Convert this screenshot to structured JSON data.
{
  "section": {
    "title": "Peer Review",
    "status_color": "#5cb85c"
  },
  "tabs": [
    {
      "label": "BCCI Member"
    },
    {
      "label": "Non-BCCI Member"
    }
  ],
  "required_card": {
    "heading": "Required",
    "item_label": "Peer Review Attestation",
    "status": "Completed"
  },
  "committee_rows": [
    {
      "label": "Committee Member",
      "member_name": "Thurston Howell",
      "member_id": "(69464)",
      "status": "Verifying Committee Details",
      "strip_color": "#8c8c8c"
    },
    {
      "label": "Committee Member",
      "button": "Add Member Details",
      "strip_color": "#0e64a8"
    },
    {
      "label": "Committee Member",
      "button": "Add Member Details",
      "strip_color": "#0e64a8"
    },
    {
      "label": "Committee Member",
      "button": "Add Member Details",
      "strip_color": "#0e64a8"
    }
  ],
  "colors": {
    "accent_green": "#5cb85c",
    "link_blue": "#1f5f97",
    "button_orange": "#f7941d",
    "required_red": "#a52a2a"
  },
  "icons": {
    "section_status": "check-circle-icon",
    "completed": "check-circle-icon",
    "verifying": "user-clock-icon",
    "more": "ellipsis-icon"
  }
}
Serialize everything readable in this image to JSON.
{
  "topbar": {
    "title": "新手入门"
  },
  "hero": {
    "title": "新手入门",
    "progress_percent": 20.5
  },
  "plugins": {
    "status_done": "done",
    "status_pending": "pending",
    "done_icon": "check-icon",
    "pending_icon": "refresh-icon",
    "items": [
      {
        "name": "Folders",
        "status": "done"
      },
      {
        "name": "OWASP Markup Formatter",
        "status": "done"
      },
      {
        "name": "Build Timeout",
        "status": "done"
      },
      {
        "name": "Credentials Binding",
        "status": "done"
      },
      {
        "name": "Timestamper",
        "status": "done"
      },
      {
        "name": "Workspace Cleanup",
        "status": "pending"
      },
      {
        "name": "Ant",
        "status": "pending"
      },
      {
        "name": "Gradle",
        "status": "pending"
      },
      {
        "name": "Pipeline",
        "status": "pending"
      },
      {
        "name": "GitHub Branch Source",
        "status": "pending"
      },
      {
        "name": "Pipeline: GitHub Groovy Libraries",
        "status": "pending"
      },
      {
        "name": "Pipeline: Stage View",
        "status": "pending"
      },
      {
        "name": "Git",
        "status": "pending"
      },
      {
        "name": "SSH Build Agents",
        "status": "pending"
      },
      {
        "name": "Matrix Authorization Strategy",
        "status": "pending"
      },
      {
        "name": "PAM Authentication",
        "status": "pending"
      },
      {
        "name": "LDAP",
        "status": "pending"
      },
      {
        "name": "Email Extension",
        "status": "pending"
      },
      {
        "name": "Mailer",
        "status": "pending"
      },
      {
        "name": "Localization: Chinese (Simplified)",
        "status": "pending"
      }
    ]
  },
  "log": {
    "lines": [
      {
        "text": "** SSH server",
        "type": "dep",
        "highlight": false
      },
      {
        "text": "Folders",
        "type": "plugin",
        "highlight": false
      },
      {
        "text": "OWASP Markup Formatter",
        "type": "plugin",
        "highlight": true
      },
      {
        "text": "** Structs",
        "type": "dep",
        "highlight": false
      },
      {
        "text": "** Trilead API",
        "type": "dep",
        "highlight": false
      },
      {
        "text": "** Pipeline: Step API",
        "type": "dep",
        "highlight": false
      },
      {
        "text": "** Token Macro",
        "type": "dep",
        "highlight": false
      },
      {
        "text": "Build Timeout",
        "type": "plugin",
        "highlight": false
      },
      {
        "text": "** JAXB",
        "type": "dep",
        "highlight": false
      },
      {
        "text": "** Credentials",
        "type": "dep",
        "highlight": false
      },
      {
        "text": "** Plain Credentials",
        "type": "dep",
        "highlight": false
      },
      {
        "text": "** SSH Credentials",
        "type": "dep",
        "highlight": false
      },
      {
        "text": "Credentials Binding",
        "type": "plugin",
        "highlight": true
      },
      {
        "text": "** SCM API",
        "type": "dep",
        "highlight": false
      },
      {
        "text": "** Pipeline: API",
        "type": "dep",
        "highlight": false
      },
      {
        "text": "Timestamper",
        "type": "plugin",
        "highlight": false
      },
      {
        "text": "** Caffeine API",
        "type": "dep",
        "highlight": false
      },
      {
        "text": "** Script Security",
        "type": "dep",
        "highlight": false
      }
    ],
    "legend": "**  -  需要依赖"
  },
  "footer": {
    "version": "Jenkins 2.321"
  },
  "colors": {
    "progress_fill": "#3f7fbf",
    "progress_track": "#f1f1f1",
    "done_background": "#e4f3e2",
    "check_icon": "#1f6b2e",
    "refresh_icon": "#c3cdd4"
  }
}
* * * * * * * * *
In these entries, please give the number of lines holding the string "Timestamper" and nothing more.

**Task result:**
2